Of course, the U.S. surge in Afghanistan could produce such carnage, or the U.S. could successfully bribe enough warlords that it could put a damper on the war for a while. So far it has only produced the opposite, adding to the destabilization of the whole region.
In his speech at West Point, Obama resorted to the same rhetoric as Bush to justify escalating the war in Afghanistan, claiming that Afghanistan constitutes the "epicenter of violent extremism.... It is from here that we were attacked on 9/11." Obama then said that new terrorist plots against the U.S. are being spawned there as well: "...it is here that new attacks are being plotted as I speak.... In the last few months alone, we have apprehended extremists within our borders who were sent here from the border region of Afghanistan and Pakistan to commit new acts of terror."
This speech is part of the blatant hype that the Obama administration has steadily produced. In this last period, Obama’s justice department went so far as to propose to hold a show trial of Khalid Shaikh Mohammed in lower Manhattan, hoping to inflame New York City’s population. Even New York City’s gung-ho Mayor Bloomberg had to turn them down because of the outrageous problems such a circus would produce. The news media picks up Obama’s drum beat. In January, the supposedly staid Washington Post ran the headline,"Report says Al-Qaeda still aims to use weapons of mass destruction against U.S." This is the same kind of scare-mongering that is being pumped out by the media regularly across the country. Then there are the "redoubtable" authorities, who are always pictured as on guard, protecting the population from attack, foiling terrorist plots everywhere. Yet it was the ordinary passengers and crew on an airplane over Detroit who stopped a Nigerian man from blowing the plane up, while all the authorities managed was a big show of useless searches of airline passengers, causing enormous delays for people struggling to get home during the Christmas holidays.
Of course there is a real terrorist threat that can touch the U.S. population. But that threat is a consequence of the monstrous wars carried out by the U.S. military, wars that are waged in the name of the American people. It is these wars that threaten to spawn terrorism, or, as the CIA calls it, "blowback," against the ordinary people of this country.
All this talk about terrorism is nothing but a pretext used by the U.S. government to justify more wars fought for other reasons. After 9/11, the Bush administration invaded Afghanistan not to stop terrorism, but to demonstrate U.S. imperial might. The U.S. invaded Iraq not to stop WMD"s, but for oil. Obama is now escalating the war in Afghanistan... in order to reinforce U.S. imperial domination of the region. Millions of people are killed, countries destroyed so imperialism can gobble up the wealth of the world.
Obviously, the U.S. population does not support these wars, with their growing casualties. Working people are fed up with the trillions of dollars in spending for those wars, as their standard of living is being driven down by the explosion in job cuts and unemployment, the lack of social programs, and everything else.
The American population has absolutely every interest to oppose these barbaric wars, to oppose the bombing and violence against other peoples.
U.S. troops—out of those countries immediately!

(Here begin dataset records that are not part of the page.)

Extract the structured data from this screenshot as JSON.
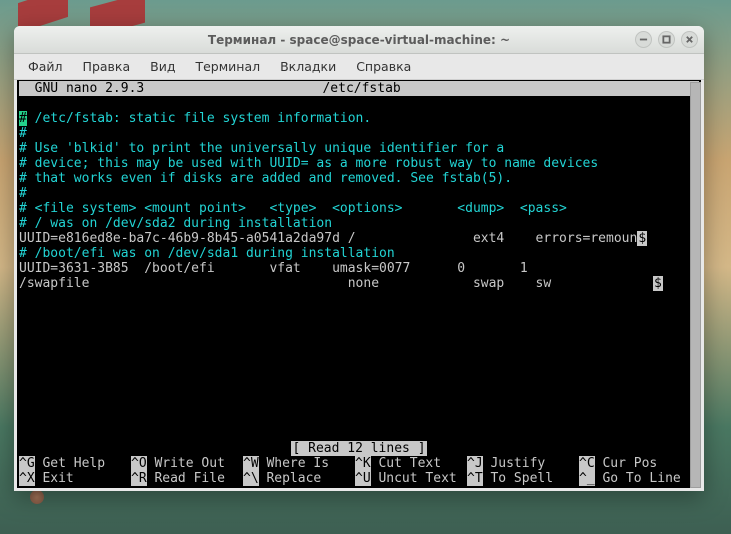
{
  "window": {
    "title": "Терминал - space@space-virtual-machine: ~"
  },
  "menu": {
    "file": "Файл",
    "edit": "Правка",
    "view": "Вид",
    "terminal": "Терминал",
    "tabs": "Вкладки",
    "help": "Справка"
  },
  "nano": {
    "app": "  GNU nano 2.9.3",
    "file": "/etc/fstab",
    "status": "[ Read 12 lines ]",
    "lines": {
      "l0a": "#",
      "l0b": " /etc/fstab: static file system information.",
      "l1": "#",
      "l2": "# Use 'blkid' to print the universally unique identifier for a",
      "l3": "# device; this may be used with UUID= as a more robust way to name devices",
      "l4": "# that works even if disks are added and removed. See fstab(5).",
      "l5": "#",
      "l6": "# <file system> <mount point>   <type>  <options>       <dump>  <pass>",
      "l7": "# / was on /dev/sda2 during installation",
      "l8a": "UUID=e816ed8e-ba7c-46b9-8b45-a0541a2da97d /               ext4    errors=remoun",
      "l8b": "$",
      "l9": "# /boot/efi was on /dev/sda1 during installation",
      "l10": "UUID=3631-3B85  /boot/efi       vfat    umask=0077      0       1",
      "l11a": "/swapfile                                 none            swap    sw             ",
      "l11b": "$"
    },
    "shortcuts": {
      "r1": [
        {
          "key": "^G",
          "label": "Get Help"
        },
        {
          "key": "^O",
          "label": "Write Out"
        },
        {
          "key": "^W",
          "label": "Where Is"
        },
        {
          "key": "^K",
          "label": "Cut Text"
        },
        {
          "key": "^J",
          "label": "Justify"
        },
        {
          "key": "^C",
          "label": "Cur Pos"
        }
      ],
      "r2": [
        {
          "key": "^X",
          "label": "Exit"
        },
        {
          "key": "^R",
          "label": "Read File"
        },
        {
          "key": "^\\",
          "label": "Replace"
        },
        {
          "key": "^U",
          "label": "Uncut Text"
        },
        {
          "key": "^T",
          "label": "To Spell"
        },
        {
          "key": "^_",
          "label": "Go To Line"
        }
      ]
    }
  }
}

Out of Afghanistan, Iraq, Pakistan, Yemen and Somalia! All U.S. troops out of the more than one thousand military bases all over the world!